Ay, Cuba! A Socio-Erotic Journey
With photographs by David Graham
St Martin's Press, 1999
During a historic visit to Cuba--on the eve of Pope John Paul II's own trip-National Public Radio's Andrei Codrescu and photographer David Graham turned an unsparing but compassionate gaze upon Cuba. Registering the architecture, the bizarre two-tier economy of peso and dollar, the revivals of both Catholicism and the Afro-Cuban religion of santeria, and the sexual and social mores of a post-cold war communist society, Codrescu's words and Graham's photographs offer a vision of Cuba's brutally stark and sometimes tragic reality, as seen through the fascinating prism of Codrescu's own eccentric genius.
This portrait of a nation continually on the edge of history and politics will surprise and enlighten American readers, who have been misled by intransigent ideologues on both the right and the left. Indeed, Codrescu and Graham have transcended the often-petty American prejudices about Cuba, and have engaged the island nation's people on a level of intimacy that has never been seen before.
Through interviews with Cuban architects, writers, hustlers, prostitutes, and common working folk, Ay, Cuba! reveals a passionate society deeply in conflict with itself. This is not a cold, cross-sectioned study of Cuba, but rather a highly personal, human portrait of a proud, musical, smart, and sexy people.
Ay, Cuba! is thus a provocative reassessment of a world both familiar and unbearably exotic, only ninety miles from the coast of Florida, by one of America's most gifted social critics.
Praise for Andrei Codrescu and David Graham
"Andrei Codrescu is a startlingly original explainer of places who manages to be as entertaining as he is perceptive... The perfect traveling companion." - John Berendt, author of Midnight in the Garden of Good and Evil
"[Codrescu is] one of our most prodigiously talented and magical writers." - The New York Times Book Review

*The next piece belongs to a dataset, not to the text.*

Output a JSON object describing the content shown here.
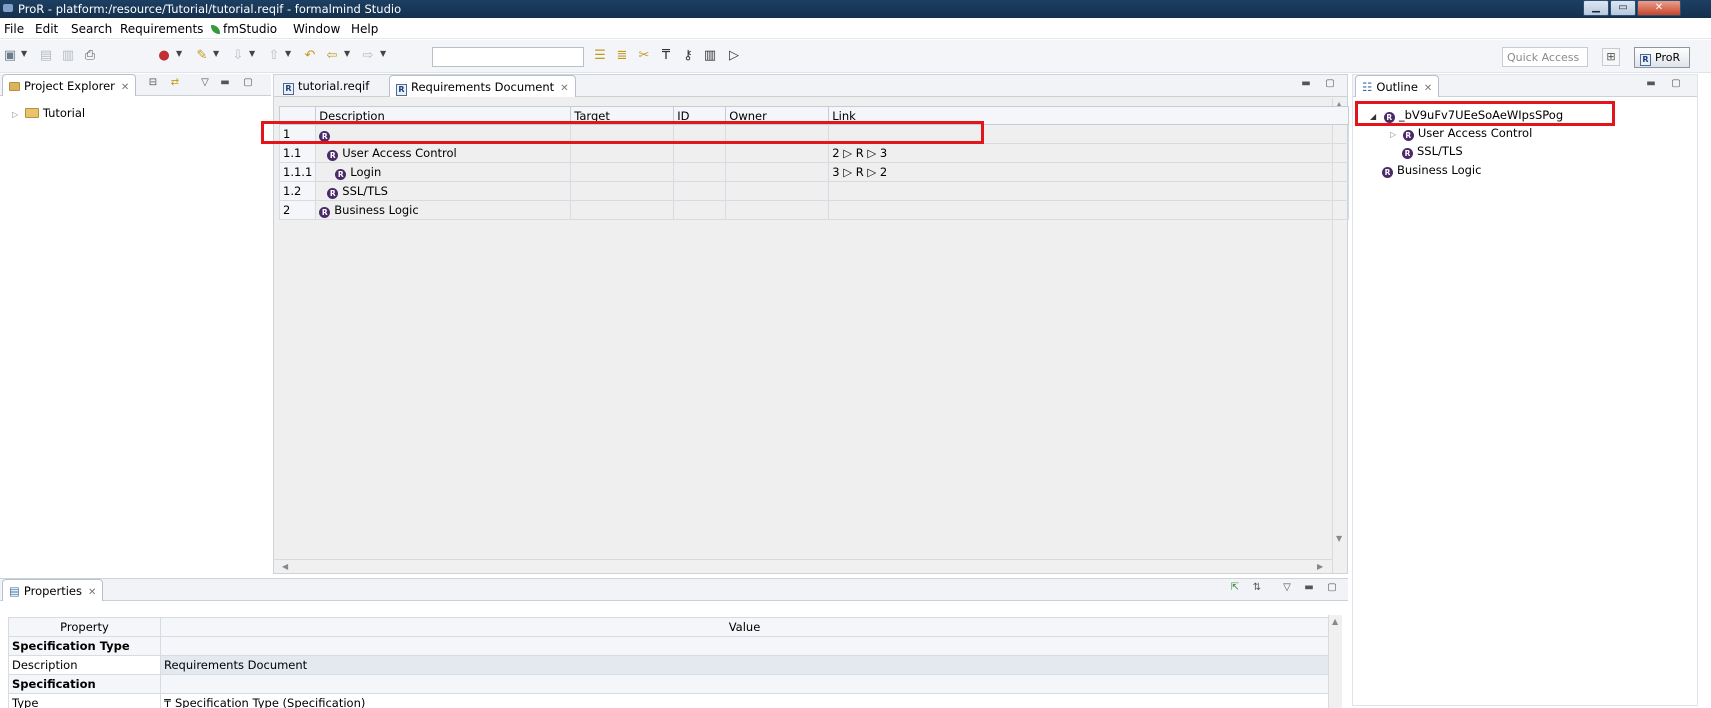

"Heady, silly, bombastic, and right-on, Codrescu in print is just as affecting as he is on air." --The Washington Post